Bronco Spotlight: Jessica Graves

Photo of Jessica Graves

Bachelor of Science in chemical engineering (Minors in Spanish, biological sciences, chemistry, mathematics), 2018

Current Job Title:

Rotational Development Program Associate (Process Engineer) 

Current Employer:

Pfizer 

Describe your current job:

I was blessed with the opportunity to start in a 2-year rotational development program with Pfizer. I will perform three eight-month rotations throughout the site, working as a process engineer in vastly different areas. With this, I will be able to learn what it means to be an engineer in the manufacturing of drug products, both in upstream and downstream processes. Learning where my skills will fit best as well as how the site works together as a whole, serving as one of the largest pharmaceutical manufacturing locations. My first rotation is in injectable inspection. My job is very dynamic, working with a team of engineers and inspectors to inspect every vial and ampoule of product. We are constantly working on ways to become more efficient and increase the amount of product delivered to patients. 

What is the most rewarding and the most challenging part of your job?

The most rewarding part of my job is knowing how valuable every single role within Pfizer is. Every single person plays a part in creating, making, packaging, inspecting, and delivering life-saving products to patients around the world. The most challenging part of the job is how much there is to learn on what goes into the process, while meeting or exceeding the highest safety and quality standards throughout the process.
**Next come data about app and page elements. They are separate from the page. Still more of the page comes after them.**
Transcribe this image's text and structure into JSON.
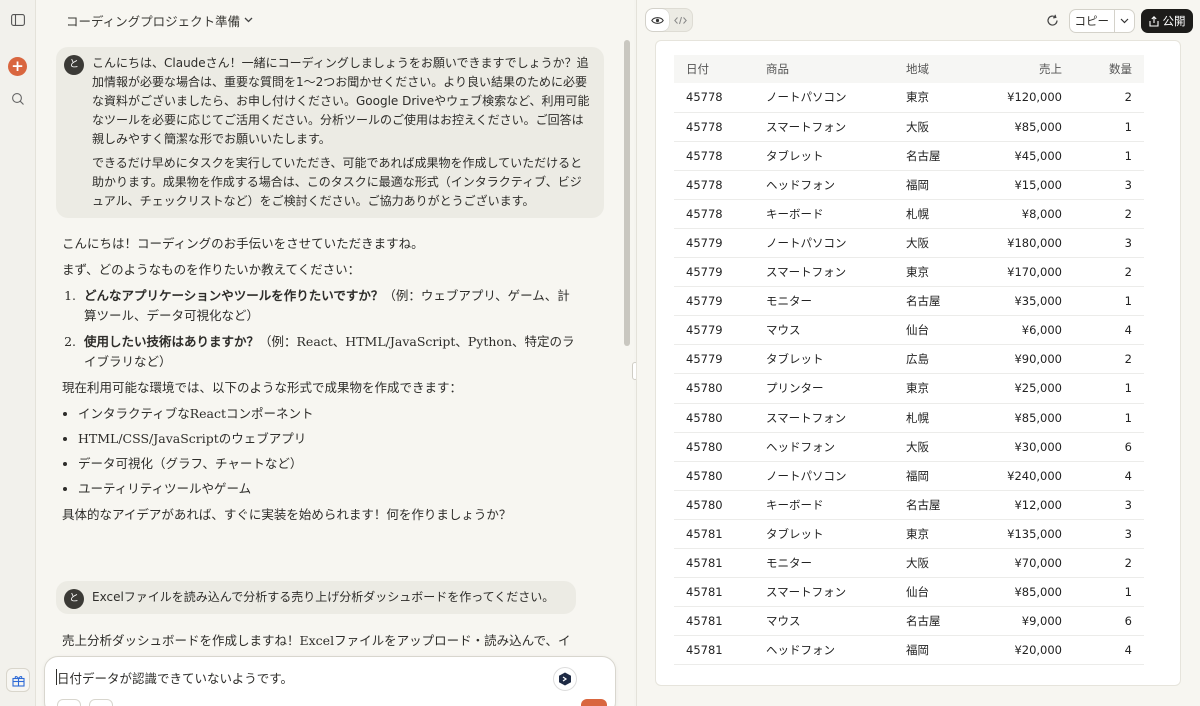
{
  "chat": {
    "project_title": "コーディングプロジェクト準備",
    "user_initial": "と",
    "user_message_1": {
      "para1": "こんにちは、Claudeさん！一緒にコーディングしましょうをお願いできますでしょうか？追加情報が必要な場合は、重要な質問を1〜2つお聞かせください。より良い結果のために必要な資料がございましたら、お申し付けください。Google Driveやウェブ検索など、利用可能なツールを必要に応じてご活用ください。分析ツールのご使用はお控えください。ご回答は親しみやすく簡潔な形でお願いいたします。",
      "para2": "できるだけ早めにタスクを実行していただき、可能であれば成果物を作成していただけると助かります。成果物を作成する場合は、このタスクに最適な形式（インタラクティブ、ビジュアル、チェックリストなど）をご検討ください。ご協力ありがとうございます。"
    },
    "assistant_message_1": {
      "greeting": "こんにちは！コーディングのお手伝いをさせていただきますね。",
      "ask": "まず、どのようなものを作りたいか教えてください：",
      "q1_bold": "どんなアプリケーションやツールを作りたいですか？",
      "q1_rest": "（例：ウェブアプリ、ゲーム、計算ツール、データ可視化など）",
      "q2_bold": "使用したい技術はありますか？",
      "q2_rest": "（例：React、HTML/JavaScript、Python、特定のライブラリなど）",
      "env": "現在利用可能な環境では、以下のような形式で成果物を作成できます：",
      "bullets": [
        "インタラクティブなReactコンポーネント",
        "HTML/CSS/JavaScriptのウェブアプリ",
        "データ可視化（グラフ、チャートなど）",
        "ユーティリティツールやゲーム"
      ],
      "closing": "具体的なアイデアがあれば、すぐに実装を始められます！何を作りましょうか？"
    },
    "user_message_2": "Excelファイルを読み込んで分析する売り上げ分析ダッシュボードを作ってください。",
    "assistant_message_2": "売上分析ダッシュボードを作成しますね！Excelファイルをアップロード・読み込んで、イン",
    "input_value": "日付データが認識できていないようです。"
  },
  "artifact": {
    "copy_label": "コピー",
    "publish_label": "公開",
    "table": {
      "headers": [
        "日付",
        "商品",
        "地域",
        "売上",
        "数量"
      ],
      "rows": [
        [
          "45778",
          "ノートパソコン",
          "東京",
          "¥120,000",
          "2"
        ],
        [
          "45778",
          "スマートフォン",
          "大阪",
          "¥85,000",
          "1"
        ],
        [
          "45778",
          "タブレット",
          "名古屋",
          "¥45,000",
          "1"
        ],
        [
          "45778",
          "ヘッドフォン",
          "福岡",
          "¥15,000",
          "3"
        ],
        [
          "45778",
          "キーボード",
          "札幌",
          "¥8,000",
          "2"
        ],
        [
          "45779",
          "ノートパソコン",
          "大阪",
          "¥180,000",
          "3"
        ],
        [
          "45779",
          "スマートフォン",
          "東京",
          "¥170,000",
          "2"
        ],
        [
          "45779",
          "モニター",
          "名古屋",
          "¥35,000",
          "1"
        ],
        [
          "45779",
          "マウス",
          "仙台",
          "¥6,000",
          "4"
        ],
        [
          "45779",
          "タブレット",
          "広島",
          "¥90,000",
          "2"
        ],
        [
          "45780",
          "プリンター",
          "東京",
          "¥25,000",
          "1"
        ],
        [
          "45780",
          "スマートフォン",
          "札幌",
          "¥85,000",
          "1"
        ],
        [
          "45780",
          "ヘッドフォン",
          "大阪",
          "¥30,000",
          "6"
        ],
        [
          "45780",
          "ノートパソコン",
          "福岡",
          "¥240,000",
          "4"
        ],
        [
          "45780",
          "キーボード",
          "名古屋",
          "¥12,000",
          "3"
        ],
        [
          "45781",
          "タブレット",
          "東京",
          "¥135,000",
          "3"
        ],
        [
          "45781",
          "モニター",
          "大阪",
          "¥70,000",
          "2"
        ],
        [
          "45781",
          "スマートフォン",
          "仙台",
          "¥85,000",
          "1"
        ],
        [
          "45781",
          "マウス",
          "名古屋",
          "¥9,000",
          "6"
        ],
        [
          "45781",
          "ヘッドフォン",
          "福岡",
          "¥20,000",
          "4"
        ]
      ]
    }
  },
  "colors": {
    "accent": "#d9663f",
    "publish_bg": "#1d1c1a"
  }
}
But it is an exceptionally supportive environment; everyone works together and is always willing to help wherever possible. 

What activities, resources, or people helped you prepare for your career?

The amount of resources available at WMU to help you prepare for your career are abounding. So many faculty and staff members are available to answer questions and provide guidance. Take advantage of all that is offered! Take the initiative to reach out for support and advice, even if you feel you might not need it; you never know what you might learn. These willing sources of knowledge and experiences won't know how to support you or answer your questions unless you ask. Get involved with something you're passionate about. Maintain the mindset of being able to learn from everything no matter what you're doing. Take a holistic approach to your career development. At Western, I learned so many valuable life skills, such as how to approach a problem, how to learn from others, how to connect and form meaningful relationships, how to just enjoy each and every day. Make the most of every opportunity that you encounter or think of. With these skills, I am able to adapt rapidly to any role or position in my career. 

What advice do you have for students looking for their career after college? 

There is more to life than a career. Don't lose sight of that. Figure out how you want your career to tie in to the goals you have for life, and then go from there. There's a reason people who show they're passionate to be there during interviews are much more likely to get hired. 

See other Spotlights